A BRACKNELL school is to be paid £26,000 by the council after an “oversight” meant it was out of pocket.

College Town Junior School was forced to take on a new class of students last year after experiencing a surge in its number of pupils.

The school did not receive enough money as it did not qualify for the relevant criteria needed to receive in-year funds.

Rachel Morgan, chief officer for education and learning at Bracknell Forest Council (BFC) said: “The funding policy for significant in-year growth gives more money to schools that see their numbers increase by at least 25 pupils at the start of an academic year, as this is considered a trigger point at which a school is likely to need to open a new class and employ another teacher. 

“In a primary school, there are seven year groups of pupils to count when factoring in the 25 increase, which equates to an average increase of 3.6 per year group. 

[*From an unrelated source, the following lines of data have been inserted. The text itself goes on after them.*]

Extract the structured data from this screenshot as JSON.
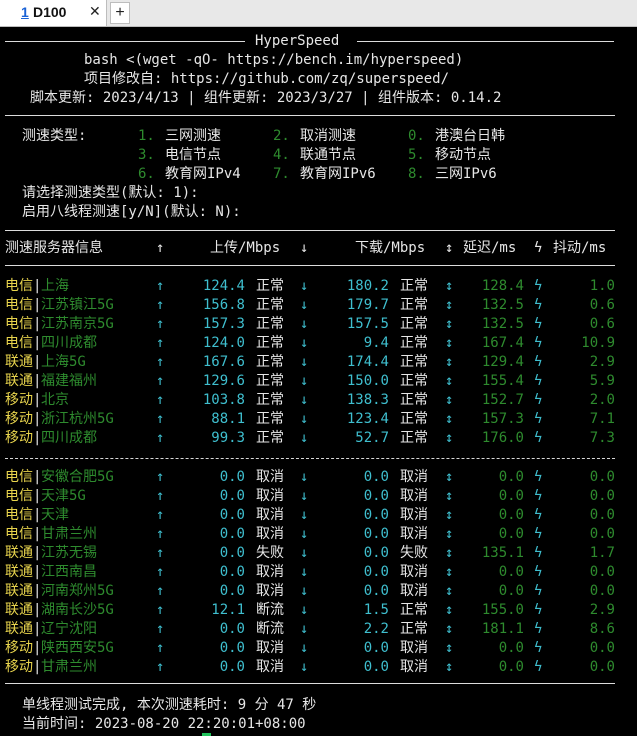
{
  "tab": {
    "number": "1",
    "title": "D100",
    "close": "✕",
    "new": "+"
  },
  "header": {
    "title": "HyperSpeed",
    "line1": "bash <(wget -qO- https://bench.im/hyperspeed)",
    "line2": "项目修改自: https://github.com/zq/superspeed/",
    "line3": "脚本更新: 2023/4/13 | 组件更新: 2023/3/27 | 组件版本: 0.14.2"
  },
  "menu": {
    "label": "测速类型:",
    "options": [
      {
        "num": "1.",
        "text": "三网测速"
      },
      {
        "num": "2.",
        "text": "取消测速"
      },
      {
        "num": "0.",
        "text": "港澳台日韩"
      },
      {
        "num": "3.",
        "text": "电信节点"
      },
      {
        "num": "4.",
        "text": "联通节点"
      },
      {
        "num": "5.",
        "text": "移动节点"
      },
      {
        "num": "6.",
        "text": "教育网IPv4"
      },
      {
        "num": "7.",
        "text": "教育网IPv6"
      },
      {
        "num": "8.",
        "text": "三网IPv6"
      }
    ],
    "prompt1": "请选择测速类型(默认: 1):",
    "prompt2": "启用八线程测速[y/N](默认: N):"
  },
  "table_header": {
    "server": "测速服务器信息",
    "up_arrow": "↑",
    "upload": "上传/Mbps",
    "down_arrow": "↓",
    "download": "下载/Mbps",
    "updown": "↕",
    "latency": "延迟/ms",
    "jitter_sym": "ϟ",
    "jitter": "抖动/ms"
  },
  "sep": "|",
  "group1": [
    {
      "isp": "电信",
      "loc": "上海",
      "up": "124.4",
      "up_status": "正常",
      "down": "180.2",
      "down_status": "正常",
      "latency": "128.4",
      "jitter": "1.0"
    },
    {
      "isp": "电信",
      "loc": "江苏镇江5G",
      "up": "156.8",
      "up_status": "正常",
      "down": "179.7",
      "down_status": "正常",
      "latency": "132.5",
      "jitter": "0.6"
    },
    {
      "isp": "电信",
      "loc": "江苏南京5G",
      "up": "157.3",
      "up_status": "正常",
      "down": "157.5",
      "down_status": "正常",
      "latency": "132.5",
      "jitter": "0.6"
    },
    {
      "isp": "电信",
      "loc": "四川成都",
      "up": "124.0",
      "up_status": "正常",
      "down": "9.4",
      "down_status": "正常",
      "latency": "167.4",
      "jitter": "10.9"
    },
    {
      "isp": "联通",
      "loc": "上海5G",
      "up": "167.6",
      "up_status": "正常",
      "down": "174.4",
      "down_status": "正常",
      "latency": "129.4",
      "jitter": "2.9"
    },
    {
      "isp": "联通",
      "loc": "福建福州",
      "up": "129.6",
      "up_status": "正常",
      "down": "150.0",
      "down_status": "正常",
      "latency": "155.4",
      "jitter": "5.9"
    },
    {
      "isp": "移动",
      "loc": "北京",
      "up": "103.8",
      "up_status": "正常",
      "down": "138.3",
      "down_status": "正常",
      "latency": "152.7",
      "jitter": "2.0"
    },
    {
      "isp": "移动",
      "loc": "浙江杭州5G",
      "up": "88.1",
      "up_status": "正常",
      "down": "123.4",
      "down_status": "正常",
      "latency": "157.3",
      "jitter": "7.1"
    },
    {
      "isp": "移动",
      "loc": "四川成都",
      "up": "99.3",
      "up_status": "正常",
      "down": "52.7",
      "down_status": "正常",
      "latency": "176.0",
      "jitter": "7.3"
    }
  ],
  "group2": [
    {
      "isp": "电信",
      "loc": "安徽合肥5G",
      "up": "0.0",
      "up_status": "取消",
      "down": "0.0",
      "down_status": "取消",
      "latency": "0.0",
      "jitter": "0.0"
    },
    {
      "isp": "电信",
      "loc": "天津5G",
      "up": "0.0",
      "up_status": "取消",
      "down": "0.0",
      "down_status": "取消",
      "latency": "0.0",
      "jitter": "0.0"
    },
    {
      "isp": "电信",
      "loc": "天津",
      "up": "0.0",
      "up_status": "取消",
      "down": "0.0",
      "down_status": "取消",
      "latency": "0.0",
      "jitter": "0.0"
    },
    {
      "isp": "电信",
      "loc": "甘肃兰州",
      "up": "0.0",
      "up_status": "取消",
      "down": "0.0",
      "down_status": "取消",
      "latency": "0.0",
      "jitter": "0.0"
    },
    {
      "isp": "联通",
      "loc": "江苏无锡",
      "up": "0.0",
      "up_status": "失败",
      "down": "0.0",
      "down_status": "失败",
      "latency": "135.1",
      "jitter": "1.7"
    },
    {
      "isp": "联通",
      "loc": "江西南昌",
      "up": "0.0",
      "up_status": "取消",
      "down": "0.0",
      "down_status": "取消",
      "latency": "0.0",
      "jitter": "0.0"
    },
    {
      "isp": "联通",
      "loc": "河南郑州5G",
      "up": "0.0",
      "up_status": "取消",
      "down": "0.0",
      "down_status": "取消",
      "latency": "0.0",
      "jitter": "0.0"
    },
    {
      "isp": "联通",
      "loc": "湖南长沙5G",
      "up": "12.1",
      "up_status": "断流",
      "down": "1.5",
      "down_status": "正常",
      "latency": "155.0",
      "jitter": "2.9"
    },
    {
      "isp": "联通",
      "loc": "辽宁沈阳",
      "up": "0.0",
      "up_status": "断流",
      "down": "2.2",
      "down_status": "正常",
      "latency": "181.1",
      "jitter": "8.6"
    },
    {
      "isp": "移动",
      "loc": "陕西西安5G",
      "up": "0.0",
      "up_status": "取消",
      "down": "0.0",
      "down_status": "取消",
      "latency": "0.0",
      "jitter": "0.0"
    },
    {
      "isp": "移动",
      "loc": "甘肃兰州",
      "up": "0.0",
      "up_status": "取消",
      "down": "0.0",
      "down_status": "取消",
      "latency": "0.0",
      "jitter": "0.0"
    }
  ],
  "footer": {
    "done": "单线程测试完成, 本次测速耗时: 9 分 47 秒",
    "time": "当前时间: 2023-08-20 22:20:01+08:00"
  }
}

“However, in an infant school, there are only three year groups, and a junior school has four, so they have to experience much bigger average increases in pupil numbers by year group - of 8.3 and 6.3 respectively - before they reach the threshold.

“September 2017 was the first time an infant or junior school experienced a large in-year increase in numbers, and this is when it became apparent that the current policy was geared towards primary schools. 

“College Town Junior School needed to open a new class and as the policy did not allow for extra money to be allocated, the report proposed retrospective funding allocations.”

At a meeting of BFC’s Schools Forum on Thursday, June 21, officer Paul Clark suggested the school’s circumstances reflected an “inconsistency in policy”.

However, councillor Gareth Barnard warned this action could set a precedent for future retrospective payment requests at a meeting of headteachers and governors in June.